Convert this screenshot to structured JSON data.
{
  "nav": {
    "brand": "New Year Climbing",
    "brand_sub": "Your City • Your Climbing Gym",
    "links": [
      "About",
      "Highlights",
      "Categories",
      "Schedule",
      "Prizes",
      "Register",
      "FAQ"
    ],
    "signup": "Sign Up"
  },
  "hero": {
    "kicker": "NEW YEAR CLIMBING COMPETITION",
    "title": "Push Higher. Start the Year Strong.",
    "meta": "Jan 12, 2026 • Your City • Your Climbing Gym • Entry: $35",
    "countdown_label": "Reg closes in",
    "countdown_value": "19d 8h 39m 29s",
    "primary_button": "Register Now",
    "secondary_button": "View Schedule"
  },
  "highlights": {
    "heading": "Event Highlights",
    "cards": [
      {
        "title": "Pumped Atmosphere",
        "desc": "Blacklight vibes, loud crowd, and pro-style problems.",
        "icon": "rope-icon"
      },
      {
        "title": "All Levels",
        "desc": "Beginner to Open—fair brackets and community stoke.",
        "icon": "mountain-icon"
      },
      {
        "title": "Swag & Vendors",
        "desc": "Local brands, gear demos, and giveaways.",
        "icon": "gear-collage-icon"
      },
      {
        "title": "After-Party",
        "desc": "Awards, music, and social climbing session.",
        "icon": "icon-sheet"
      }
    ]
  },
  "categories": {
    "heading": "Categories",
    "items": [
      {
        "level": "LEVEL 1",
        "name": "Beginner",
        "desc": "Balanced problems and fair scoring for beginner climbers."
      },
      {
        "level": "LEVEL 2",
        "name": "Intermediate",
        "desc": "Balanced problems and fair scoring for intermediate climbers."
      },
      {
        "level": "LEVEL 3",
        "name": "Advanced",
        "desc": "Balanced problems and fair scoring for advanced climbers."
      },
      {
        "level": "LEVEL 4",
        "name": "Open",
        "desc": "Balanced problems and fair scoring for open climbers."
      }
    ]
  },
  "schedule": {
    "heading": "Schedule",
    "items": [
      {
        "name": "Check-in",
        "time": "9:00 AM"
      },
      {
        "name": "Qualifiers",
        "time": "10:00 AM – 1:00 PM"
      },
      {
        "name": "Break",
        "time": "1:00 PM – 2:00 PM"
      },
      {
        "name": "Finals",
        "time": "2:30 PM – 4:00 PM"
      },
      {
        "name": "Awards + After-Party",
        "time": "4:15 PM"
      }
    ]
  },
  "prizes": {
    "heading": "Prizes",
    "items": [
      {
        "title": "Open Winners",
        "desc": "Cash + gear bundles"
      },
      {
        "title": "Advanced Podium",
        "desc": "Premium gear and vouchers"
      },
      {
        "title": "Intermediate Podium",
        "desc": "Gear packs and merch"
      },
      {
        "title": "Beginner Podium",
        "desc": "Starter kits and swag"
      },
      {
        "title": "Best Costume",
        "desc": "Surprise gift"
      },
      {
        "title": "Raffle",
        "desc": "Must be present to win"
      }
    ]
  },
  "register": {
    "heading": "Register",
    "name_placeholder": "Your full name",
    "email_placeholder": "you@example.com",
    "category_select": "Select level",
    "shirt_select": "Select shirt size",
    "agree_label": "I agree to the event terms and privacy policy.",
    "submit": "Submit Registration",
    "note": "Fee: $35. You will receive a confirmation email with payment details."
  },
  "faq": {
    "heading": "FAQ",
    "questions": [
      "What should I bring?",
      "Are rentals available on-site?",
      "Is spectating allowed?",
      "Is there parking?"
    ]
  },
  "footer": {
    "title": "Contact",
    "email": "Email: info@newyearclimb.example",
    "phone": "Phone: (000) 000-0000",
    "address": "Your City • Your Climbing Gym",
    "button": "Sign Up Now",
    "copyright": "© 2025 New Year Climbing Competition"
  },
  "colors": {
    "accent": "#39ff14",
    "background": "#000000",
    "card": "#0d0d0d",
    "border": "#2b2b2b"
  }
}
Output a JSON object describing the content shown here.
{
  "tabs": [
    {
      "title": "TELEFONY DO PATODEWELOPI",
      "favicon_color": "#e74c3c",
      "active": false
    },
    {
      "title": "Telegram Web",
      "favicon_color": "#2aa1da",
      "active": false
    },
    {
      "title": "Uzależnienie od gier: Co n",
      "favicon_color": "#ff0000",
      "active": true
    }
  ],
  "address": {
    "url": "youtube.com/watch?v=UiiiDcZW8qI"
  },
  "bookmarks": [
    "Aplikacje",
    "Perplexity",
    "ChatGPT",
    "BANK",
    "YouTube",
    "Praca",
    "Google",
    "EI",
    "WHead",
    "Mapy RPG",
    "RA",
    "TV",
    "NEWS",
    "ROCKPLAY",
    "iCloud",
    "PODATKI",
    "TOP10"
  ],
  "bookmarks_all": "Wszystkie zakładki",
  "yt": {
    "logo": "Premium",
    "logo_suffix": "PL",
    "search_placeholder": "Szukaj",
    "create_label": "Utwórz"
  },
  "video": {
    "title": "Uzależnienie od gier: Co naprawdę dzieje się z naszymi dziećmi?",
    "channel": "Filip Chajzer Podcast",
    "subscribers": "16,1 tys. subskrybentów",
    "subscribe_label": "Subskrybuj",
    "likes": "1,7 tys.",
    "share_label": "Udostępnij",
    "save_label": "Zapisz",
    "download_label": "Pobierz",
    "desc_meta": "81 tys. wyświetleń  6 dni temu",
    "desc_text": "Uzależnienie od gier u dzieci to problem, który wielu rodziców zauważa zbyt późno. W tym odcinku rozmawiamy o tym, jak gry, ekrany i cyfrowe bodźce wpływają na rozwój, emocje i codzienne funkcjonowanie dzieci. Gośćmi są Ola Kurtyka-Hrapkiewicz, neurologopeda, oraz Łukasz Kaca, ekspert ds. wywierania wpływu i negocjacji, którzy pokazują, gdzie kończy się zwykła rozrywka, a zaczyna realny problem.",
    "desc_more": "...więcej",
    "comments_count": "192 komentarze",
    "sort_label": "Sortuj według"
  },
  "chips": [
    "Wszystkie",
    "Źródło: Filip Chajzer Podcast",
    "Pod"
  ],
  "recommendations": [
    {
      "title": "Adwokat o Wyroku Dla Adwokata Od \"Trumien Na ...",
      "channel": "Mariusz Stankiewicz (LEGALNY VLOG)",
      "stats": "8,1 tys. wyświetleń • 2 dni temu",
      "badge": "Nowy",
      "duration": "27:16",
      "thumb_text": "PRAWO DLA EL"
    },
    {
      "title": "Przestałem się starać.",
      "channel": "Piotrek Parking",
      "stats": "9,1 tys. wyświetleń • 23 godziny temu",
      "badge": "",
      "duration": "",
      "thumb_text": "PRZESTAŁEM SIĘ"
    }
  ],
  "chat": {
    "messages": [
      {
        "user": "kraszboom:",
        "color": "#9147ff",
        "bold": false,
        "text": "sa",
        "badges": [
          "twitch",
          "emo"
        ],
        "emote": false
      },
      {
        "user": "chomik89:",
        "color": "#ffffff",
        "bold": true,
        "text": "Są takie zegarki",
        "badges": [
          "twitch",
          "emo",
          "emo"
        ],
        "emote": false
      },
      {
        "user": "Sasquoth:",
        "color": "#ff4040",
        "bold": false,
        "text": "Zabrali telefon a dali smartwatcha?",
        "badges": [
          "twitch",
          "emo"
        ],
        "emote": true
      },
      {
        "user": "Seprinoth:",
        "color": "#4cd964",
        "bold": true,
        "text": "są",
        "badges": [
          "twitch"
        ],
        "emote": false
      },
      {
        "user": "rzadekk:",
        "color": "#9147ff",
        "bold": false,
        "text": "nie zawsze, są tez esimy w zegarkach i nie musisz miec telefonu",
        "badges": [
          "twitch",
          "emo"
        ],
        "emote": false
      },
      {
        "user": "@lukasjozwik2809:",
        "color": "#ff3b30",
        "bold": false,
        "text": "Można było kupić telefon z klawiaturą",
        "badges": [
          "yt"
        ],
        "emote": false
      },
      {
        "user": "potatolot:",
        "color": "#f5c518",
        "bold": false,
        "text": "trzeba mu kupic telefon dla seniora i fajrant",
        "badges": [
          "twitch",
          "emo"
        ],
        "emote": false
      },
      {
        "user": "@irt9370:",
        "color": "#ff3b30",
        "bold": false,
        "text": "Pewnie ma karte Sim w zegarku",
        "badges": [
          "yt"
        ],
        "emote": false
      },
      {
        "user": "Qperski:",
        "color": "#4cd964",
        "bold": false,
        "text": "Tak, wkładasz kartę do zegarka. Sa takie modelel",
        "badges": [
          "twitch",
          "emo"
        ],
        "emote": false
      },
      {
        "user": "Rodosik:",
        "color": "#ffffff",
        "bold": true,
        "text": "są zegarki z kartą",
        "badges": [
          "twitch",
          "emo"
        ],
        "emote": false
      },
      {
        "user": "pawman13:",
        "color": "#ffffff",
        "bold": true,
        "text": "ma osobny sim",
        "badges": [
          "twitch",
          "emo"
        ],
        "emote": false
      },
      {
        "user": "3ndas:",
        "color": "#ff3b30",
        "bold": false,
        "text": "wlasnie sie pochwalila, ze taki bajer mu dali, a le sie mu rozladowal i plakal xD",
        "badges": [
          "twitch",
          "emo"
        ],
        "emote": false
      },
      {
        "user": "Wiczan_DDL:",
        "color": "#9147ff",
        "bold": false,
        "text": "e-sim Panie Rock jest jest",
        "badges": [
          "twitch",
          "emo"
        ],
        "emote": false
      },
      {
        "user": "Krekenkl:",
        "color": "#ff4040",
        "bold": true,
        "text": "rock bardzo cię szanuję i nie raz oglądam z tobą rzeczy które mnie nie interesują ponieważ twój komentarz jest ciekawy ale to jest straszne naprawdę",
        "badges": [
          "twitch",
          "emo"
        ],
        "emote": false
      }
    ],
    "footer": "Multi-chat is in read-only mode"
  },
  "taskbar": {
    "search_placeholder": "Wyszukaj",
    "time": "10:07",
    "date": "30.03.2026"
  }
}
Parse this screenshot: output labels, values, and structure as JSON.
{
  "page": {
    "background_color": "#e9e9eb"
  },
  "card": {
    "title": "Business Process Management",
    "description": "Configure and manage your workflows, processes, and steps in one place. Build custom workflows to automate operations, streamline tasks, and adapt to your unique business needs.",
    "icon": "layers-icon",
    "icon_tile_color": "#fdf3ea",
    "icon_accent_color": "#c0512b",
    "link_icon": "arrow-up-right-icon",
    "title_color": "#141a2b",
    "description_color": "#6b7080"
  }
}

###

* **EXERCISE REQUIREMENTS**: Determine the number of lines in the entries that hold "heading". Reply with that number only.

* **EXERCISE RESPONSE**: 6